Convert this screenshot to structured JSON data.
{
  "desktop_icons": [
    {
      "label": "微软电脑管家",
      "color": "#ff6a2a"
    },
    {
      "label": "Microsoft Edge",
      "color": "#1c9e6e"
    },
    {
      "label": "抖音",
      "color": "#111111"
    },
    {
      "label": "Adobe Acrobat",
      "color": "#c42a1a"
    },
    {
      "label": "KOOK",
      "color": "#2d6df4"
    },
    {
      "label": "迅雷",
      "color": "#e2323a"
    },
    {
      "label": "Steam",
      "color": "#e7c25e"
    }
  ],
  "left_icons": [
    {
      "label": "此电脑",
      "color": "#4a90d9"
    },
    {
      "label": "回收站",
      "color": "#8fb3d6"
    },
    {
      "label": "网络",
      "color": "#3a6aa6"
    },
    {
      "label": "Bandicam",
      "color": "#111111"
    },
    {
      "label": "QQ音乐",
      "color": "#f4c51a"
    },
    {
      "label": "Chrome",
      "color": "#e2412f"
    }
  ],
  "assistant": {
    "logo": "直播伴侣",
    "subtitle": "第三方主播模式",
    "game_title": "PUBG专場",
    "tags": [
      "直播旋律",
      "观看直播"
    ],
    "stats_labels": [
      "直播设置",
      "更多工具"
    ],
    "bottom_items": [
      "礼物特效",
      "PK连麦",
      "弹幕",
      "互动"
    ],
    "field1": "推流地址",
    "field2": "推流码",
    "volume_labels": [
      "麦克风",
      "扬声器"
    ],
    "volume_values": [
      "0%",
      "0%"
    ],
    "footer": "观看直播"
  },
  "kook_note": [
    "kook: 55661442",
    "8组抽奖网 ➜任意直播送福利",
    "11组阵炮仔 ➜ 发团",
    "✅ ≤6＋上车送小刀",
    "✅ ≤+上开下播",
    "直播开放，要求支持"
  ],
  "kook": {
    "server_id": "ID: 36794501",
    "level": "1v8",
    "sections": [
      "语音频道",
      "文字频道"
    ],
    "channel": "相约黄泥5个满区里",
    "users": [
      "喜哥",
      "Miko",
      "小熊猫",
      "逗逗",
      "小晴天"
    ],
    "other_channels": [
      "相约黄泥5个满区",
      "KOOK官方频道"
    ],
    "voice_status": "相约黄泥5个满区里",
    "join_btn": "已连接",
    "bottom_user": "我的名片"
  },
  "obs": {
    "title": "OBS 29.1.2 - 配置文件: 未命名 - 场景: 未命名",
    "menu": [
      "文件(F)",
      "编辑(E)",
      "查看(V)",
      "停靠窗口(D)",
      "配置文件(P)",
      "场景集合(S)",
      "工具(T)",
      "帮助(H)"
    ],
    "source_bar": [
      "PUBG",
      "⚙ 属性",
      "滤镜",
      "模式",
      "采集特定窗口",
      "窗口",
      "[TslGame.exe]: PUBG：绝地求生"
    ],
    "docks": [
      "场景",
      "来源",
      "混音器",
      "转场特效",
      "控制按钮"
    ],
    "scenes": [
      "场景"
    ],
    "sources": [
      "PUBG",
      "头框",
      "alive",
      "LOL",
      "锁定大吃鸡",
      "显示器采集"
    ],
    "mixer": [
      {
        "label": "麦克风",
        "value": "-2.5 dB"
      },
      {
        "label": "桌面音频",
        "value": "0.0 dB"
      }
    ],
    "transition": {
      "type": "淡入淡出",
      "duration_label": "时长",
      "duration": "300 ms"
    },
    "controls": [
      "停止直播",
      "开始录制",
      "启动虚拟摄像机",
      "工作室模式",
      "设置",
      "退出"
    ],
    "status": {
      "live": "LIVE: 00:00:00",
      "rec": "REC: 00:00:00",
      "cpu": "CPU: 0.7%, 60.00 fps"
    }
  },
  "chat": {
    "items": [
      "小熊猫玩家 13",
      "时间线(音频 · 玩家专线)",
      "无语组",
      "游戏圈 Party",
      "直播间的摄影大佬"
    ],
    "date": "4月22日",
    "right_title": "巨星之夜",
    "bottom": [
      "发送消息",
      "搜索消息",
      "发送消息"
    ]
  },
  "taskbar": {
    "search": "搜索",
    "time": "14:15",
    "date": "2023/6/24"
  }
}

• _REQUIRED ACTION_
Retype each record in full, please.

• _COMPLETED EXERCISE_
Convert this screenshot to structured JSON data.
{
  "desktop_icons": [
    {
      "label": "微软电脑管家",
      "color": "#ff6a2a"
    },
    {
      "label": "Microsoft Edge",
      "color": "#1c9e6e"
    },
    {
      "label": "抖音",
      "color": "#111111"
    },
    {
      "label": "Adobe Acrobat",
      "color": "#c42a1a"
    },
    {
      "label": "KOOK",
      "color": "#2d6df4"
    },
    {
      "label": "迅雷",
      "color": "#e2323a"
    },
    {
      "label": "Steam",
      "color": "#e7c25e"
    }
  ],
  "left_icons": [
    {
      "label": "此电脑",
      "color": "#4a90d9"
    },
    {
      "label": "回收站",
      "color": "#8fb3d6"
    },
    {
      "label": "网络",
      "color": "#3a6aa6"
    },
    {
      "label": "Bandicam",
      "color": "#111111"
    },
    {
      "label": "QQ音乐",
      "color": "#f4c51a"
    },
    {
      "label": "Chrome",
      "color": "#e2412f"
    }
  ],
  "assistant": {
    "logo": "直播伴侣",
    "subtitle": "第三方主播模式",
    "game_title": "PUBG专場",
    "tags": [
      "直播旋律",
      "观看直播"
    ],
    "stats_labels": [
      "直播设置",
      "更多工具"
    ],
    "bottom_items": [
      "礼物特效",
      "PK连麦",
      "弹幕",
      "互动"
    ],
    "field1": "推流地址",
    "field2": "推流码",
    "volume_labels": [
      "麦克风",
      "扬声器"
    ],
    "volume_values": [
      "0%",
      "0%"
    ],
    "footer": "观看直播"
  },
  "kook_note": [
    "kook: 55661442",
    "8组抽奖网 ➜任意直播送福利",
    "11组阵炮仔 ➜ 发团",
    "✅ ≤6＋上车送小刀",
    "✅ ≤+上开下播",
    "直播开放，要求支持"
  ],
  "kook": {
    "server_id": "ID: 36794501",
    "level": "1v8",
    "sections": [
      "语音频道",
      "文字频道"
    ],
    "channel": "相约黄泥5个满区里",
    "users": [
      "喜哥",
      "Miko",
      "小熊猫",
      "逗逗",
      "小晴天"
    ],
    "other_channels": [
      "相约黄泥5个满区",
      "KOOK官方频道"
    ],
    "voice_status": "相约黄泥5个满区里",
    "join_btn": "已连接",
    "bottom_user": "我的名片"
  },
  "obs": {
    "title": "OBS 29.1.2 - 配置文件: 未命名 - 场景: 未命名",
    "menu": [
      "文件(F)",
      "编辑(E)",
      "查看(V)",
      "停靠窗口(D)",
      "配置文件(P)",
      "场景集合(S)",
      "工具(T)",
      "帮助(H)"
    ],
    "source_bar": [
      "PUBG",
      "⚙ 属性",
      "滤镜",
      "模式",
      "采集特定窗口",
      "窗口",
      "[TslGame.exe]: PUBG：绝地求生"
    ],
    "docks": [
      "场景",
      "来源",
      "混音器",
      "转场特效",
      "控制按钮"
    ],
    "scenes": [
      "场景"
    ],
    "sources": [
      "PUBG",
      "头框",
      "alive",
      "LOL",
      "锁定大吃鸡",
      "显示器采集"
    ],
    "mixer": [
      {
        "label": "麦克风",
        "value": "-2.5 dB"
      },
      {
        "label": "桌面音频",
        "value": "0.0 dB"
      }
    ],
    "transition": {
      "type": "淡入淡出",
      "duration_label": "时长",
      "duration": "300 ms"
    },
    "controls": [
      "停止直播",
      "开始录制",
      "启动虚拟摄像机",
      "工作室模式",
      "设置",
      "退出"
    ],
    "status": {
      "live": "LIVE: 00:00:00",
      "rec": "REC: 00:00:00",
      "cpu": "CPU: 0.7%, 60.00 fps"
    }
  },
  "chat": {
    "items": [
      "小熊猫玩家 13",
      "时间线(音频 · 玩家专线)",
      "无语组",
      "游戏圈 Party",
      "直播间的摄影大佬"
    ],
    "date": "4月22日",
    "right_title": "巨星之夜",
    "bottom": [
      "发送消息",
      "搜索消息",
      "发送消息"
    ]
  },
  "taskbar": {
    "search": "搜索",
    "time": "14:15",
    "date": "2023/6/24"
  }
}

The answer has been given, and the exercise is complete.